PHOENIX — The U.S. Supreme Court has ruled unanimously in favor of a small suburban Phoenix church over a town signage ordinance.

Good News Community Church Pastor Clyde Reed in Gilbert had sued the town for banning curb signs directing patrons to church services at a school.

Gilbert officials said the “directional” signs were an impediment on public footpaths and against code.

“Speech discrimination is wrong regardless of whether the government intended to violate the First Amendment or not, and it doesn’t matter if the government thinks its discrimination was well-intended,” Reed’s lawyer, David Cortman of the Alliance Defending Freedom said in a statement.

“It’s still government playing favorites, and that’s unconstitutional, as the Supreme Court today found.”

The Court opinion, which ruled Gilbert’s sign code was unconstitutional, read, in part:

The Sign Code’s content-based restrictions do not survive strict
scrutiny because the Town has not demonstrated that the Code’s differentiation between temporary dire
ctional signs and other types of
signs furthers a compelling govern
mental interest and is narrowly
tailored to that end.

… The
Town cannot claim that placing strict limits on temporary directional
signs is necessary to beautify the Town when other types of signs
create the same problem. See
Discovery Network,
supra,
at 425
. Nor
has it shown that temporary directional signs pose a greater threat to
public safety than ideological or political signs. Pp. 14-15.

In a statement, Gilbert said it will review its regulations to comply with the decision.

Reed filed suit in 2007. The justices heard the arguments in January.

Liberal and conservative justices alike expressed misgivings with the Gilbert sign ordinance.

It places more restrictions on the church’s temporary signs than those erected by political candidates, real estate agents and others.

Directional signs can’t be bigger than six square feet and can only be displayed in public areas for 12 hours, at the most, before the event it is advertising.

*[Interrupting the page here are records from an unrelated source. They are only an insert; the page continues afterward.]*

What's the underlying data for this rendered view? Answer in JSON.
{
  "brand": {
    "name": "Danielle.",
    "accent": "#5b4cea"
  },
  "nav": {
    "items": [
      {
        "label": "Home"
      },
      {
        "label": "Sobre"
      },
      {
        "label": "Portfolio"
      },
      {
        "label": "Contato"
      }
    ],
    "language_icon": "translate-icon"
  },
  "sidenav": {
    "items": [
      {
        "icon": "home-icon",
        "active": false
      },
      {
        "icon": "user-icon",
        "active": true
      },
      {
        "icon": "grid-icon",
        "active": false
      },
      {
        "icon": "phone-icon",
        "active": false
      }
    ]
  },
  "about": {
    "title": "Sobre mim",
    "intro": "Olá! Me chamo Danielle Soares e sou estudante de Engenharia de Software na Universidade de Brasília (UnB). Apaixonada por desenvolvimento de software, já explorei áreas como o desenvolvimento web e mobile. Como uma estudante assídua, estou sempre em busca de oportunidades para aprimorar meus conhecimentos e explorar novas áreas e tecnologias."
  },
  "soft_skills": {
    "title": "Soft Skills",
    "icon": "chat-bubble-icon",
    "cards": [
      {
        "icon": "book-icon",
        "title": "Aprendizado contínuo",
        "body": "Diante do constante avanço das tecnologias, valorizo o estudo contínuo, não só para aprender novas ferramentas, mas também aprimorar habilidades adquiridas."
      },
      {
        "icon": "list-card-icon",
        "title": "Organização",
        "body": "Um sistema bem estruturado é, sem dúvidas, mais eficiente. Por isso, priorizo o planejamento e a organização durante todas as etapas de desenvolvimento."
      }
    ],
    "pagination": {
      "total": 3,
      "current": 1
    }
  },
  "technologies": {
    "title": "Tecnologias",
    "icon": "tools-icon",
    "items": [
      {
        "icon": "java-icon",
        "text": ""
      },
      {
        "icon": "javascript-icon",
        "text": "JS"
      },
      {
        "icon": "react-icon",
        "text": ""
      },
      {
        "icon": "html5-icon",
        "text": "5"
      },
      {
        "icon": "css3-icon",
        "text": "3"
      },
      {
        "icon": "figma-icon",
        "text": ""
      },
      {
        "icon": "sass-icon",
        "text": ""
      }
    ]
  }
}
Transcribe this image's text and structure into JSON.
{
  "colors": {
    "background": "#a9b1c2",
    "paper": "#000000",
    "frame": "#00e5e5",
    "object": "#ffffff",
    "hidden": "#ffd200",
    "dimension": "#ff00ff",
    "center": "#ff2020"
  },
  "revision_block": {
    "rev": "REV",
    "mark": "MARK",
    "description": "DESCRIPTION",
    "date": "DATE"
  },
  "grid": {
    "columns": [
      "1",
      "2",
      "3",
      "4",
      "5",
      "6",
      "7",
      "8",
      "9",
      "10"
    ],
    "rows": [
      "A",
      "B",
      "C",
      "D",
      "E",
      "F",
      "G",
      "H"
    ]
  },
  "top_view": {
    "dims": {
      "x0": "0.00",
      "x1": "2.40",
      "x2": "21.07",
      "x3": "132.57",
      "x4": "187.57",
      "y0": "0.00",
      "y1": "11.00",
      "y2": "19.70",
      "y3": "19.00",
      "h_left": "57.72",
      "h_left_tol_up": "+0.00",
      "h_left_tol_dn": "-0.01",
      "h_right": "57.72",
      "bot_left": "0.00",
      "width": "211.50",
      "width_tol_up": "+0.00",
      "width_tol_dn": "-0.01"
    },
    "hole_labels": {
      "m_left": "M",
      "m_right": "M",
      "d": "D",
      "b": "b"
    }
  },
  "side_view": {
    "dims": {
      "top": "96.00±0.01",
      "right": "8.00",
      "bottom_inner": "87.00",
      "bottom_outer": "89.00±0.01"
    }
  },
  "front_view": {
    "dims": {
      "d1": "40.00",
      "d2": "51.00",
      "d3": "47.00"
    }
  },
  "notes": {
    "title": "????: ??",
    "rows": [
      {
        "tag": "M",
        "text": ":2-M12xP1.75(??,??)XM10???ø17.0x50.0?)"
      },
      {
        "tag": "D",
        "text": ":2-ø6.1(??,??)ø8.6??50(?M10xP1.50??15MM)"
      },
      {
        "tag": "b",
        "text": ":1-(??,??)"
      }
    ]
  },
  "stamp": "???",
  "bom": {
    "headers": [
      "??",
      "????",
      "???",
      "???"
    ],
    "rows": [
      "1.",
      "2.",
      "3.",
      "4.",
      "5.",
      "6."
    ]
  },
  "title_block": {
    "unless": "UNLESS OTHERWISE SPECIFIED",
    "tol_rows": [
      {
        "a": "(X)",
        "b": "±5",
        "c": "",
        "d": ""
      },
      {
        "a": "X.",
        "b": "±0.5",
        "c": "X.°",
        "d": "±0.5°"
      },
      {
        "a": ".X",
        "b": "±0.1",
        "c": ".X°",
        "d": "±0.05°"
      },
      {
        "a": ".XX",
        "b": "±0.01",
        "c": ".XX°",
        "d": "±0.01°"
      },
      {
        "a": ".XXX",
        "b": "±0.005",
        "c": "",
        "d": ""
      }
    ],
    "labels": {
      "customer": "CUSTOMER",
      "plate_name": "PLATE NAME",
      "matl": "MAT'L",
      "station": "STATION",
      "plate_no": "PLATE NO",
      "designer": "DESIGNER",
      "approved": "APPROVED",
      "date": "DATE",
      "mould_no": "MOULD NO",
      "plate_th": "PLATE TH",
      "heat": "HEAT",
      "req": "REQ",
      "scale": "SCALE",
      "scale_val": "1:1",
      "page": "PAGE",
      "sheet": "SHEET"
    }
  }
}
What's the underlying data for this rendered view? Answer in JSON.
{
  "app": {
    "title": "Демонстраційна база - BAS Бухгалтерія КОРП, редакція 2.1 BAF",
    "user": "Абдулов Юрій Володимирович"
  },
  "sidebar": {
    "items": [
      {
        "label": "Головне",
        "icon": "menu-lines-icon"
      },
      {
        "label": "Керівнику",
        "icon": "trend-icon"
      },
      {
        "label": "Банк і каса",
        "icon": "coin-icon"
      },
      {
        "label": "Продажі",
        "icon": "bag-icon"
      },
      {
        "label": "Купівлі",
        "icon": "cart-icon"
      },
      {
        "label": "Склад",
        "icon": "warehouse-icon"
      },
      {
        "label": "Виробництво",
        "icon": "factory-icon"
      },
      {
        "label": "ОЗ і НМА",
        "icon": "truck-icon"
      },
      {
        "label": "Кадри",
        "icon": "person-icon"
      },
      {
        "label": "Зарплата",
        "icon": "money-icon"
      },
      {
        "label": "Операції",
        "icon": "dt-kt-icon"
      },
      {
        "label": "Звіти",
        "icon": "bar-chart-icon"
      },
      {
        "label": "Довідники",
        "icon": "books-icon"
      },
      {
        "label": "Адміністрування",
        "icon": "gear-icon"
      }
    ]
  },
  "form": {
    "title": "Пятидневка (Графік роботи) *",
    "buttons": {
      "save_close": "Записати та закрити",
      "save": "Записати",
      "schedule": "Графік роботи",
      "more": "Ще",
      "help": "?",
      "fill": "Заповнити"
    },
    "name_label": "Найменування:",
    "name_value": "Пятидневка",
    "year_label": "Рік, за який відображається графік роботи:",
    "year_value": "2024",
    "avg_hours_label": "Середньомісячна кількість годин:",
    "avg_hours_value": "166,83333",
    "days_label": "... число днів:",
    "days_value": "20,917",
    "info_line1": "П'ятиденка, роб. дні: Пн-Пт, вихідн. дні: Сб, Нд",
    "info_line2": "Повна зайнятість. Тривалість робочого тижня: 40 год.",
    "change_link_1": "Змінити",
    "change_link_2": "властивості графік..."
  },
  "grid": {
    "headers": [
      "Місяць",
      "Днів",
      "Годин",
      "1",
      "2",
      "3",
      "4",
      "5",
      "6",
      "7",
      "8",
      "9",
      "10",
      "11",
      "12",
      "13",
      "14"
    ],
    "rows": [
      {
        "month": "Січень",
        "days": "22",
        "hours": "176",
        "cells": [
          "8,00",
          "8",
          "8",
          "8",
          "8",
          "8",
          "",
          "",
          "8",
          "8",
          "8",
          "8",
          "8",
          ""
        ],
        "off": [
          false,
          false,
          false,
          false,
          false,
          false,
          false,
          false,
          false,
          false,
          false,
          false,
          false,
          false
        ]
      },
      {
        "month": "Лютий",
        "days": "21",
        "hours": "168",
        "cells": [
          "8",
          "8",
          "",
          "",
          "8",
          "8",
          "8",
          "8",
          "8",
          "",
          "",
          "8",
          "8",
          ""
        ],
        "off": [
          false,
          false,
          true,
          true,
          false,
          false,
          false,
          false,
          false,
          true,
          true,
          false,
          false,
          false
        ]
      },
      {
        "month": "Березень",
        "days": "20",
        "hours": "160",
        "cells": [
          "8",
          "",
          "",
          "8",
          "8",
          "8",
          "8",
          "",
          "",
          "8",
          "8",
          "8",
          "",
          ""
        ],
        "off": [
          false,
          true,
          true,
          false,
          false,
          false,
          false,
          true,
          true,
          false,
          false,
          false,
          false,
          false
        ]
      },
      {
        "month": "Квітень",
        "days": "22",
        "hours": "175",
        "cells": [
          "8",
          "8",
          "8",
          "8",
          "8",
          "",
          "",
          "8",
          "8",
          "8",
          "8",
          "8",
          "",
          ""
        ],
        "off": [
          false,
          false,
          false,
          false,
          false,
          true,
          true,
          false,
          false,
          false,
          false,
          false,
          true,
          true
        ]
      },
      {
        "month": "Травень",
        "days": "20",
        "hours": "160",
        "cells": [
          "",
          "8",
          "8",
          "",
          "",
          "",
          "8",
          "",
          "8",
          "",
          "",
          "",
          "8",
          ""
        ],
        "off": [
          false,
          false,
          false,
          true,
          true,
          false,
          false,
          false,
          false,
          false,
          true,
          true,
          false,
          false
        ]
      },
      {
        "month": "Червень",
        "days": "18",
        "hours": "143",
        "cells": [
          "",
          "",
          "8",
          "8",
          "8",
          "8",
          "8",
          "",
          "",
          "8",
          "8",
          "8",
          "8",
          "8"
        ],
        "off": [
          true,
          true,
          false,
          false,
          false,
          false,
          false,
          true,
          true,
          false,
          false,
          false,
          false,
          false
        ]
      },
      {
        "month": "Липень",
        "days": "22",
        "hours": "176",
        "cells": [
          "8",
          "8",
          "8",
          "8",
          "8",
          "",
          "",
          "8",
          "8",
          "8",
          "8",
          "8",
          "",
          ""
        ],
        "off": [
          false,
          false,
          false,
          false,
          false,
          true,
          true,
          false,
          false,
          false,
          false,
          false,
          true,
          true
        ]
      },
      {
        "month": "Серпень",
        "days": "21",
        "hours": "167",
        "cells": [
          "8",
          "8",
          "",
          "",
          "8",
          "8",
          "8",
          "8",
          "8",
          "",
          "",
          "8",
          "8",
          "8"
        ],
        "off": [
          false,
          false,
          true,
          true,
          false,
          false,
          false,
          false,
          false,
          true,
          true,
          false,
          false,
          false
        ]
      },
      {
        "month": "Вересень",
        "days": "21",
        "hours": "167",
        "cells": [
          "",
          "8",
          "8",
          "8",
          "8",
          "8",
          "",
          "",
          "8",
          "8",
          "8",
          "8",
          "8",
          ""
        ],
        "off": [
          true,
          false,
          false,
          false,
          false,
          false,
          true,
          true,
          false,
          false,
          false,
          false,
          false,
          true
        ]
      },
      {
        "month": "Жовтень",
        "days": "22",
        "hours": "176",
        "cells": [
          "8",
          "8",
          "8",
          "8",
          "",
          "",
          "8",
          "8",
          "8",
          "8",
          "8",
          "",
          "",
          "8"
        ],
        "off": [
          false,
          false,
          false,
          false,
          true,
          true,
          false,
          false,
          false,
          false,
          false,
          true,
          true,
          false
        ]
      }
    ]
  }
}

Then it must come down one hour after it ends.

Political candidates’ signs can be up to 32 square feet and can stay up for months.

The Associated Press contributed to this report.